In his Oval Office address on Tuesday, Trump called out Senate Minority Leader Charles E. Schumer (D-N.Y.) specifically.
“Senator Chuck Schumer, who you will be hearing from later tonight,” Trump said, “has repeatedly supported a physical barrier in the past, along with many other Democrats. They changed their mind only after I was elected president.”
In another tweet, Trump quoted his predecessor (while misspelling his name) and the woman he defeated in the 2016 presidential election.
All of this is true. All of these quotes are accurate. There’s just one catch: Those requests for additional barriers on the border with Mexico preceded the passage of the Secure Fence Act of 2006, signed into law that October by George W. Bush and supported in the Senate by Schumer, Obama and Clinton.

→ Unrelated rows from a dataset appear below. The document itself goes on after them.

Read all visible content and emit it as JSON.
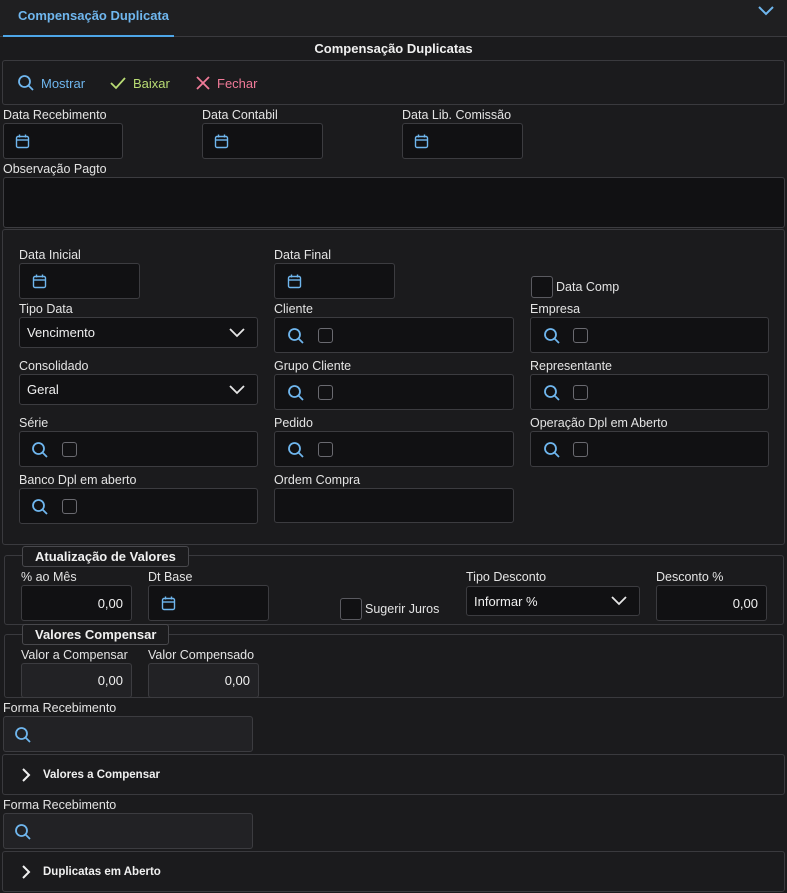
{
  "tab": {
    "label": "Compensação Duplicata"
  },
  "form": {
    "title": "Compensação Duplicatas"
  },
  "toolbar": {
    "mostrar": "Mostrar",
    "baixar": "Baixar",
    "fechar": "Fechar"
  },
  "top_fields": {
    "data_recebimento": "Data Recebimento",
    "data_contabil": "Data Contabil",
    "data_lib_comissao": "Data Lib. Comissão",
    "observacao": "Observação Pagto"
  },
  "filters": {
    "data_inicial": "Data Inicial",
    "data_final": "Data Final",
    "data_comp": "Data Comp",
    "tipo_data": {
      "label": "Tipo Data",
      "value": "Vencimento"
    },
    "cliente": "Cliente",
    "empresa": "Empresa",
    "consolidado": {
      "label": "Consolidado",
      "value": "Geral"
    },
    "grupo_cliente": "Grupo Cliente",
    "representante": "Representante",
    "serie": "Série",
    "pedido": "Pedido",
    "operacao_dpl": "Operação Dpl em Aberto",
    "banco_dpl": "Banco Dpl em aberto",
    "ordem_compra": "Ordem Compra"
  },
  "atualizacao": {
    "title": "Atualização de Valores",
    "perc_mes": {
      "label": "% ao Mês",
      "value": "0,00"
    },
    "dt_base": "Dt Base",
    "sugerir_juros": "Sugerir Juros",
    "tipo_desconto": {
      "label": "Tipo Desconto",
      "value": "Informar %"
    },
    "desconto": {
      "label": "Desconto %",
      "value": "0,00"
    }
  },
  "valores_compensar": {
    "title": "Valores Compensar",
    "valor_compensar": {
      "label": "Valor a Compensar",
      "value": "0,00"
    },
    "valor_compensado": {
      "label": "Valor Compensado",
      "value": "0,00"
    }
  },
  "forma_recebimento_1": "Forma Recebimento",
  "section_valores": "Valores a Compensar",
  "forma_recebimento_2": "Forma Recebimento",
  "section_duplicatas": "Duplicatas em Aberto",
  "colors": {
    "accent": "#6fb6ee",
    "check": "#b9dc74",
    "close": "#f07a98"
  },
  "icons": [
    "search-icon",
    "check-icon",
    "close-icon",
    "calendar-icon",
    "chevron-down-icon",
    "chevron-right-icon"
  ]
}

The result of that law was precisely what Trump now advocates: many more miles of pedestrian and vehicle barriers on the border. The Center for Investigative Reporting’s Reveal mapped the existing wall, indicating what type of barrier it is and when it was built relative to the passage of the Secure Fence Act.
All of that red was added after that law was enacted. Put another way, when Schumer, Obama and Clinton supported additional barriers, the only barriers on the border were the ones indicated in black.

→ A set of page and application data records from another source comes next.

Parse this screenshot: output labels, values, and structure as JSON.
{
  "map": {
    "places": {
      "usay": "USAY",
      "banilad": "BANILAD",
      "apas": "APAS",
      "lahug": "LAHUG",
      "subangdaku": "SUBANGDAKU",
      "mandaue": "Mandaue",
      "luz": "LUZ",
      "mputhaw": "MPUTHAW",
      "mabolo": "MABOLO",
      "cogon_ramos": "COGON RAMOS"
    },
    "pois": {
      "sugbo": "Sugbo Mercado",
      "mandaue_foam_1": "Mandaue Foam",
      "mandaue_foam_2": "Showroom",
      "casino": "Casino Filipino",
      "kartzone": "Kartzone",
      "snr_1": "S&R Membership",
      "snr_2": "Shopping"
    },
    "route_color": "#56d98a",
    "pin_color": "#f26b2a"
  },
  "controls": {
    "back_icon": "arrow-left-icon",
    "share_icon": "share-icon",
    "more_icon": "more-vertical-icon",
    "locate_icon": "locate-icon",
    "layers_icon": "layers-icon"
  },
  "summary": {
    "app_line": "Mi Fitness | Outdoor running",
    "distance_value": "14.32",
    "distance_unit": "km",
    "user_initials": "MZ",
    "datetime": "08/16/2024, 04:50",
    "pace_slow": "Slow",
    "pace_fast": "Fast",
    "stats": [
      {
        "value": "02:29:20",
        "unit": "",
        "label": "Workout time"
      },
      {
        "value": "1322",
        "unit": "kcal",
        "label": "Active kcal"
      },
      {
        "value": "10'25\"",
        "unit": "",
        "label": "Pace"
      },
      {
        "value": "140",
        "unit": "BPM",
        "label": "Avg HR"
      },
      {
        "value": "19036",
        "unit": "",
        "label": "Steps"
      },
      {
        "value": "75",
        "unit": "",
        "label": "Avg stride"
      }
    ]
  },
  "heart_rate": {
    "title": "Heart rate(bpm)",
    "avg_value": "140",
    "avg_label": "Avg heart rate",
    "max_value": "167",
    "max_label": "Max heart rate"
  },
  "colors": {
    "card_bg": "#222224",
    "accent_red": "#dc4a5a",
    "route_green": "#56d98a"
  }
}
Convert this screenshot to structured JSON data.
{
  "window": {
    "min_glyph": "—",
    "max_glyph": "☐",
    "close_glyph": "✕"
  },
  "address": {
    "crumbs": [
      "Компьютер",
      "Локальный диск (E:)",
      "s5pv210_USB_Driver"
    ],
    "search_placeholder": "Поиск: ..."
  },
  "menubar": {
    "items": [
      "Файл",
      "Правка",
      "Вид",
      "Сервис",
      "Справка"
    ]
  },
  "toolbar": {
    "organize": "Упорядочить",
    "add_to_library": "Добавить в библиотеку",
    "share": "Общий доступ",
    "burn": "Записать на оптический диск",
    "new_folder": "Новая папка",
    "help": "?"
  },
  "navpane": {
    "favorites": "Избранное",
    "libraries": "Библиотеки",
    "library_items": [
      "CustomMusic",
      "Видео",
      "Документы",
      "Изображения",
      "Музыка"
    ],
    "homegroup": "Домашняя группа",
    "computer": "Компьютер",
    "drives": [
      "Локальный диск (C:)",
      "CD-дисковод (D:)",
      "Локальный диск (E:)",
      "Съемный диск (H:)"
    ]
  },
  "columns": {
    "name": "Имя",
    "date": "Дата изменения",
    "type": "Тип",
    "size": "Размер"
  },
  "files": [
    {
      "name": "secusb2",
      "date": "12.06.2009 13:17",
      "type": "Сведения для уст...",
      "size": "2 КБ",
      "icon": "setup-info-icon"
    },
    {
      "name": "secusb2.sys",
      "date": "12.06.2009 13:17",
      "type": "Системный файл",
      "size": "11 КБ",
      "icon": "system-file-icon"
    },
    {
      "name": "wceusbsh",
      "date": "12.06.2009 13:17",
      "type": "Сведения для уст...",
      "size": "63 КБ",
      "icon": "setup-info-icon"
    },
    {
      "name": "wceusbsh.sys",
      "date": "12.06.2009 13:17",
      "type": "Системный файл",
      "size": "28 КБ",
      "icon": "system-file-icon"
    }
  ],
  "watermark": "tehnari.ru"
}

It’s true that much of the additional barriers were meant to prevent the entry of vehicles, not people. As of September 2017, 300 of the 705 miles of barriers on the border with Mexico were designed to prevent the “unbelievable vehicles” used by smugglers from crossing into the U.S. Trump has since called for those barriers to be replaced with his much taller wall.
So that’s the context for the prior arguments of the Democrats that Trump opposes. But there are other considerations that would probably disincline Democrats from supporting a new wall, even if those new barriers hadn’t been erected.

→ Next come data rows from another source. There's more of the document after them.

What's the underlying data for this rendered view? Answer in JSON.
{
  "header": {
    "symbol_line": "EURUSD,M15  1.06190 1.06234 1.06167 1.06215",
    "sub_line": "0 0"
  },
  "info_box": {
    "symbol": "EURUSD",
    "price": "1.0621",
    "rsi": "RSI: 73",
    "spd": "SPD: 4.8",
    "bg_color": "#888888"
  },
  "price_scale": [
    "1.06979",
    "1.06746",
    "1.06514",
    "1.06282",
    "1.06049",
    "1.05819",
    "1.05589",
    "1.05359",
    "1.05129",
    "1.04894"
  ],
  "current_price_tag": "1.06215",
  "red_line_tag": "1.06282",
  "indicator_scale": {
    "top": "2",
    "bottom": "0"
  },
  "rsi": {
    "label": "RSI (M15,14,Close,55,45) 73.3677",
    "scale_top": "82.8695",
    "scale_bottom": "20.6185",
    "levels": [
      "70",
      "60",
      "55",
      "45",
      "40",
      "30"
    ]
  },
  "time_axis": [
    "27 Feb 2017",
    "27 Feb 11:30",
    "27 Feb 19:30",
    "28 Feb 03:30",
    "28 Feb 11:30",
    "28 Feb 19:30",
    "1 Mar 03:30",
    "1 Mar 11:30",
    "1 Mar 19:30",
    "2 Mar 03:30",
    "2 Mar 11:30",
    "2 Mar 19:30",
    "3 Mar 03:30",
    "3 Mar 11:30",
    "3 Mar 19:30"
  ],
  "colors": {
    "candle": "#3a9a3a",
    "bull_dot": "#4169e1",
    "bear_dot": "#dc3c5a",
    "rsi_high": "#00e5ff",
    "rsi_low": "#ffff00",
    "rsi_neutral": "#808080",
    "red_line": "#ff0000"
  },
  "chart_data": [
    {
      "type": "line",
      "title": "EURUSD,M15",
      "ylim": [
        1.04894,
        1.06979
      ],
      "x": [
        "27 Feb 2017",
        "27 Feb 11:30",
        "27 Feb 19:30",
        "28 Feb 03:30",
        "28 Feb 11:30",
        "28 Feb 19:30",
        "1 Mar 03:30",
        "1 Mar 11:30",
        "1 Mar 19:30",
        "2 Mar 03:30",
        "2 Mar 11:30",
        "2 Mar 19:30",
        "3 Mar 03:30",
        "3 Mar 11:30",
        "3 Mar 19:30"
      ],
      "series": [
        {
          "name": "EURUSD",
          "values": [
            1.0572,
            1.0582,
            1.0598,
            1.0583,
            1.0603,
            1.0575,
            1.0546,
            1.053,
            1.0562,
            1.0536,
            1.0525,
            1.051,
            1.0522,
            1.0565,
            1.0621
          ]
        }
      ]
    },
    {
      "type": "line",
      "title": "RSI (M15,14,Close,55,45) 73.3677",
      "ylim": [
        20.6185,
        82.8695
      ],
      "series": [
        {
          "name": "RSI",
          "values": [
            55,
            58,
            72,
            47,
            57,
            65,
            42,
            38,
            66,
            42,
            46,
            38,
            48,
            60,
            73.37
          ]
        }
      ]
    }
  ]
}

For one thing, there are far fewer apprehensions on the border now than there were 13 or 20 years ago. (Apprehensions tally the number of arrests made by Border Patrol agents between established border check points.) Part of that is probably attributable to the new fencing, but much of it stems from the economic slowdown that accompanied the recession. Since the recession, those figures haven’t recovered.
As we’ve noted before, most of those who joined the ranks of the undocumented in the U.S. in recent years have overstayed visas that brought them to the country legally and did not cross the border illicitly.
In other words, there’s less immediate demand for a wall than there might have been 13 years ago.
What’s more, opinions among Democrats have shifted. At the time the Secure Fence Act passed, Democrats and Republicans were about equally likely to say immigration was a “good thing,” according to Gallup polling. About two-thirds of the members of each party held that position.
Since then, there’s been a divergence: Republicans are about as likely now to say that immigration is a good thing as they were then, while Democratic support for immigration has climbed dramatically.
So in summary, yes, Democratic leaders used to support building barriers on the border. Since they did so most vocally, new barriers were built, illegal border crossings declined and the Democratic base became more welcoming of immigration broadly.
All of which are reasons that Democrats now decline to indulge Trump’s effort to deliver on his campaign promise.